PremierArt™ Print Shield Spray is a lacquer based protective coating for inkjet prints. Its low solids formulation maintains the original look of the surface of the print and eliminates gloss differential common with pigmented inks. Perfect for any fine art ink jet print that needs protection. Also works great with RC photo papers.
we offer coating with Print Shield as an option - in our online ordering system just choose Spray Lacquer as the Coating option.
But... does this coating affect the colors of your prints? I don't really know myself - so lets do a quick test on our most popular cotton art paper, Aurora Art Natural from Red River Paper.
Note that we are a Red River Paper Print Services Provider and Affiliate Partner.
If you want to skip the testing details, the final result is "it makes the print very very slightly darker, but doesn't affect the colors to any perceptible degree"
keep reading for all the testing details to learn how we came to that conclusion
Note that this is just a quick evaluation on a single paper - doing a full test later on will involve multiple types of paper and a lot more color patches.
To start, I printed two copies of our ICC Profile Quick Evaluation Form:
and, after drying, coated one with three coats of Print Shield and left the other uncoated.
Doing a quick side by side visual evaluation shows them to be nearly identical as far as my eyes can tell. The green and purple look very slightly darker to me on the coated version.
Lets find out if that's right by doing some actual sciency measurements with a spectrophotometer.
We will go patch-by-patch and compare the coated and uncoated. In each of the screenshots below, the uncoated will be on the left, and the coated will be on the right.
Don't get scared off by the graphs and numbers, the meaning behind them will be explained.
What we can see here is the coated green patch is slightly darker, the red line, which represents the coated patch in the graph, is slightly lower than the black line, which represents the uncoated patch - this simply means that the coated one is a little bit darker. This can also be seen in the first set of the L*a*b* numbers, the first one the overall lightness value (lower number means darker).

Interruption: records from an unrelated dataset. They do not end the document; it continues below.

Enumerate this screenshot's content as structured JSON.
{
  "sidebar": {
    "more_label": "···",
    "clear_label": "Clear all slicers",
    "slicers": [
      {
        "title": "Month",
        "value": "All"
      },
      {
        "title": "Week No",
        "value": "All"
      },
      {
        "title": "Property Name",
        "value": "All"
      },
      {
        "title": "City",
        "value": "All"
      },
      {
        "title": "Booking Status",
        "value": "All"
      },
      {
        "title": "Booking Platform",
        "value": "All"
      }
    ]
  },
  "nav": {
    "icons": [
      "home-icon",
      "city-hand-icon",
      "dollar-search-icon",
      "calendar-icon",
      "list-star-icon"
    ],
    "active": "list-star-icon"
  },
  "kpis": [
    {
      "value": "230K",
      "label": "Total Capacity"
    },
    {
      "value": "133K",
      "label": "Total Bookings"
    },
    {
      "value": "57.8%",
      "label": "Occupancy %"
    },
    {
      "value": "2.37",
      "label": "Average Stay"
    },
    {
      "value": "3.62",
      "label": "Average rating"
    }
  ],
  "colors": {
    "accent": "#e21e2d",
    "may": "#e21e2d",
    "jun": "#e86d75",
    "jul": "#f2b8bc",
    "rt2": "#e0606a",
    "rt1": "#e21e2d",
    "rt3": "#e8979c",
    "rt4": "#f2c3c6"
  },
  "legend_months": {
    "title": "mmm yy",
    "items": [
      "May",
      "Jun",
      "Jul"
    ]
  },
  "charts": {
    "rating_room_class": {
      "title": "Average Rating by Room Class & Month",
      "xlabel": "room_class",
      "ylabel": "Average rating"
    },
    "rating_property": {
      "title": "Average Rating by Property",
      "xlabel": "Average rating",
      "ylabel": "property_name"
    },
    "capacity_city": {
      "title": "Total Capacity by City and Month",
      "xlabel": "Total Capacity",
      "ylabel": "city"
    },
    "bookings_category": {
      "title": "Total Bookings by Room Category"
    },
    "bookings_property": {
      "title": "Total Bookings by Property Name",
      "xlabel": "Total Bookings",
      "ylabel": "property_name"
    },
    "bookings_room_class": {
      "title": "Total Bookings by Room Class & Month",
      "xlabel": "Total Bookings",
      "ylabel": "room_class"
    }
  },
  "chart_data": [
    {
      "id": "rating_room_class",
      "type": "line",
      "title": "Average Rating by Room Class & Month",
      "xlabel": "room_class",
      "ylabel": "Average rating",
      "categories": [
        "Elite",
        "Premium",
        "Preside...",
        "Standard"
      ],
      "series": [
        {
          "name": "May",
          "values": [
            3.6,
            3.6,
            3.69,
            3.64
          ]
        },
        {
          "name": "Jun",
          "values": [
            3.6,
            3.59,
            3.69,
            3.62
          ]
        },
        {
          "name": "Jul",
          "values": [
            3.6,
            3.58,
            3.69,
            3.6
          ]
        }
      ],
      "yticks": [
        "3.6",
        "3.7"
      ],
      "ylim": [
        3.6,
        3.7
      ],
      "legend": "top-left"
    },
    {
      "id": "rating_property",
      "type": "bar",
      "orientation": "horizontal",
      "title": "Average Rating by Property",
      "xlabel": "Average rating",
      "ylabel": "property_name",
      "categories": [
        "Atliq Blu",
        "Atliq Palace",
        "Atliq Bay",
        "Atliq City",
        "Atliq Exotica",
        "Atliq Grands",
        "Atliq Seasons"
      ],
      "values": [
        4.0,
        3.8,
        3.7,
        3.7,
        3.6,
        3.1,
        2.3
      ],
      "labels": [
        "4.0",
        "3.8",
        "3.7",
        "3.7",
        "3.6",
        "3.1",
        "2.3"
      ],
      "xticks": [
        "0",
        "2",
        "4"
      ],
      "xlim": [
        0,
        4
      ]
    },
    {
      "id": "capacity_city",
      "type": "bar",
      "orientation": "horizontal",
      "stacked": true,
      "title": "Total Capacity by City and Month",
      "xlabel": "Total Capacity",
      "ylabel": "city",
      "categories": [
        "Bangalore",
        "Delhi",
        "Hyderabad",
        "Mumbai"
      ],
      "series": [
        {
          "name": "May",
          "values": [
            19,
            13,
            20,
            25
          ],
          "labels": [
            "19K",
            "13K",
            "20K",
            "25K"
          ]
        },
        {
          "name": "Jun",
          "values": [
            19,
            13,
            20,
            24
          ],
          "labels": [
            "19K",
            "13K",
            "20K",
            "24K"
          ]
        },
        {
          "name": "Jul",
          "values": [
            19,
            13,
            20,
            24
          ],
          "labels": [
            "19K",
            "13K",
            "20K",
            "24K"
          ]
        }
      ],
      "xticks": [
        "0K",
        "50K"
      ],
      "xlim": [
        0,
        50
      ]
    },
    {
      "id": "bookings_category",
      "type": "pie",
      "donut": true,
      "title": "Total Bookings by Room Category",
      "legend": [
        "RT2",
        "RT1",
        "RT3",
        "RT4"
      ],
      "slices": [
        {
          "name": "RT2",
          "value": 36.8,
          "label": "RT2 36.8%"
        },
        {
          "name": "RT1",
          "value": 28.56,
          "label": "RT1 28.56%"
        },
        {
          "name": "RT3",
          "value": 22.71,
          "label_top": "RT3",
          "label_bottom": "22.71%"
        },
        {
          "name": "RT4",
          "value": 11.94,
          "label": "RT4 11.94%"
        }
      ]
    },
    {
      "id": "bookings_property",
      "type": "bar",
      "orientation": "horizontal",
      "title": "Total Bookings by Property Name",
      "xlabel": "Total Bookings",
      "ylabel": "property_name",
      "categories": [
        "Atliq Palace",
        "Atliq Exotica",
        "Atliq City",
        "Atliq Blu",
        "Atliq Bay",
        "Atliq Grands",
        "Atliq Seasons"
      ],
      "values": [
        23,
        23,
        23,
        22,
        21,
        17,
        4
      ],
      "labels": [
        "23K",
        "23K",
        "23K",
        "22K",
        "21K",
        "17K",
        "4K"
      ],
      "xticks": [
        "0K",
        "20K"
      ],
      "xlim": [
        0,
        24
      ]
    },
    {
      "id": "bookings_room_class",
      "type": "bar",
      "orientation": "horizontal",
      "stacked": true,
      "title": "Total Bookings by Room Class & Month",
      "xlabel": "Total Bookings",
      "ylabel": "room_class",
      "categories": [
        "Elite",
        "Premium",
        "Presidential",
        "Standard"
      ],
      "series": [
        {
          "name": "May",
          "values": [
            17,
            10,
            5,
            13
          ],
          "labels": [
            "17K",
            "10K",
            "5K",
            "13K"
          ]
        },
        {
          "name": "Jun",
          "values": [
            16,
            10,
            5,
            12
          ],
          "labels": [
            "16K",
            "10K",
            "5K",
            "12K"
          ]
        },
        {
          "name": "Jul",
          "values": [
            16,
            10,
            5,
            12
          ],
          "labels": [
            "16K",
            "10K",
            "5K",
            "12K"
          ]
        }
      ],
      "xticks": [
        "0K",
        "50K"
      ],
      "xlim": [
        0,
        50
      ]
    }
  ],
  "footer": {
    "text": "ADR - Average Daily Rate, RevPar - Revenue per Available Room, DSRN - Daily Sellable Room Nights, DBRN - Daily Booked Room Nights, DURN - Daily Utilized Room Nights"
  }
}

The two lines follow each other pretty closely, but there is a bigger difference in the green area of the spectrum, indicating the coating may have dulled the green just a tad.
The "delta E" value, shown on the far right, is 1.47 - this means that there is a difference between the two colors but the difference is imperceptible to most people.
Again, here we see the red line is slightly lower than the black, indicating that its overall slightly darker. A delta E value here of of 2.07 indicates that most people wont be able to tell the difference.
Same overall trend here. Just very slightly darker overall than the uncoated, this one has a very slight shift toward yellow. Again, not perceptibly different to most people
Nearly identical in color, just the coated one is ever so slightly darker. Difference is imperceptible to most people
The purple one is a tiny bit more green on the coated patch - but with a delta E of only 1.41 not many people at all are going to be able to tell the difference.
Bucking the trend a little bit, the black patch is actually a teeny-tiny bit lighter on the coated version. With a delta E of only 0.6 only super-humans are going to be able to tell any difference.
As usual, the coated one is very slightly darker. Its also slightly more magenta.
Delta E of 1.3 means very few people are going to be able to pick out the difference.
Like most of the others, the light gray patch is just slightly darker on the coated version. You can see where the red line gets a little closer to the black line in blue/violet area - thats because the coater patch is just very slightly bluer than the uncoated. But as with most of the others here, nobody doing any real level of critical scrutiny will be able to perceive a difference.
Want to coat your own prints with Print Shield? You can grab a can from Red River Paper here:
Be sure to subscribe to our newsletter to see the results of us leaving both of these prints exposed to sunlight and elements in a future article!